And that’s a wrap!
Wow, that was another long update. I guess it’s true what so many retirees say—how did I ever have time to work? (Well, the work part applies to M at least! Not so much to me, ha ha.) Honestly, if you’re worried about being bored in retirement, my opinion is that’s unlikely to be the case!
Share your thoughts
I would love to hear how you’re doing too. Let me know how back-to-school season went for you. Or, if you don’t have school-going people in your house, what you’ve been up to now that summer’s over.

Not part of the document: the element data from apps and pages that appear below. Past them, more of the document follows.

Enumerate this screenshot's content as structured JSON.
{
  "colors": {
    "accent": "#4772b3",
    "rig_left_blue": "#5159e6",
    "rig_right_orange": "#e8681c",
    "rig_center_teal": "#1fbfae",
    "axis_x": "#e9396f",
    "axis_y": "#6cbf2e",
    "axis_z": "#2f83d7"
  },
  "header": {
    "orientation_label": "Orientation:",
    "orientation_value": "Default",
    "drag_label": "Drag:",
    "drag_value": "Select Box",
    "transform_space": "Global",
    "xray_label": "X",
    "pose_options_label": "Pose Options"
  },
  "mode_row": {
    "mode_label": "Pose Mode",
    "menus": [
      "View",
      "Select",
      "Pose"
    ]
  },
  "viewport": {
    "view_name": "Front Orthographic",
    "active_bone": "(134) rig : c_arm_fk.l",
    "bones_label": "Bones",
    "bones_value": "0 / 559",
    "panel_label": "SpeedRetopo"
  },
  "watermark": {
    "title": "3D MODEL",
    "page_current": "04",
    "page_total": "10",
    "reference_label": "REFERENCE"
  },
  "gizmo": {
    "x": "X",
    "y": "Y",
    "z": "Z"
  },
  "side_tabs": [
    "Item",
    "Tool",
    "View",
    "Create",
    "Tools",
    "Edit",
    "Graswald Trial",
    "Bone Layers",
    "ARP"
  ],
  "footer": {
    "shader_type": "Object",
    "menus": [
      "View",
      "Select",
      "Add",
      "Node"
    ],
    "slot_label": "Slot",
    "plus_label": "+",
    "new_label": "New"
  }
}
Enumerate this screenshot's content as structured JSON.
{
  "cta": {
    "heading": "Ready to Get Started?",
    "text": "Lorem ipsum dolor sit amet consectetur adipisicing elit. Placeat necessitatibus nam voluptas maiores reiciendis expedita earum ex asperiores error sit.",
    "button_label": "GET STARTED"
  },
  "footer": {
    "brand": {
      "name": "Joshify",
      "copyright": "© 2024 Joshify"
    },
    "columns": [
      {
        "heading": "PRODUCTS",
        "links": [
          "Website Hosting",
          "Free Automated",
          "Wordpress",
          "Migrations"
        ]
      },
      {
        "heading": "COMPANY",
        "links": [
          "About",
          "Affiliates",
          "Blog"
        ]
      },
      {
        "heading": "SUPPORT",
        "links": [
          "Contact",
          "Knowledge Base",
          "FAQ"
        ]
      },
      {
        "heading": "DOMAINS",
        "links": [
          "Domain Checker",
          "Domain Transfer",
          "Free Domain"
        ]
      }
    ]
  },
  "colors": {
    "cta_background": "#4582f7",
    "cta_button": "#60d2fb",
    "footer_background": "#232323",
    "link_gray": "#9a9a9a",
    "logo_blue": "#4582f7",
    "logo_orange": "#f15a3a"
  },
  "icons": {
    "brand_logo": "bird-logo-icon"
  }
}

Leave a comment to fill me in or feel free to ask me about anything I’ve shared in this update!
By the way, I want your questions!
In about five weeks, my husband and I will have been FIREd for a year. (Where did the time go? 😮) To mark this milestone, I’m planning to publish a post featuring your questions!
You can ask me almost* anything about our post-FIRE life! For example:
- How do you spend your days now?
- Have you been bored?
- Any big plans on the horizon?
Want to join in?
If you’d like to join in, leave a comment below or email me at chrissy (at) eatsleepbreathefi.com to share:
- Your question(s)—yes, you can send more than one!
- The name you’d like me to credit you with (you can use a pseudonym or “Anonymous” if you prefer).
- The name and URL of your blog (if you have one).
Please send the above to me by November 1, 2022 (that’ll give me lots of time to write the post). I look forward to receiving and answering your questions!
*To respect my husband’s request for privacy, I won’t be able to answer questions that may infringe on that. Thanks for your understanding!
Support this blog
If you liked this article and want more content like this, please support this blog by sharing it! Not only does it help spread the FIRE, but it lets me know what content you find most useful. (Which encourages me to write more of it!)
You can also support this blog by visiting my recommendations page and purchasing through the links. Note that not every link is an affiliate link—some are just favourite products and services that I want to share. 🙂
As always, however you show your support for this blog—THANK YOU!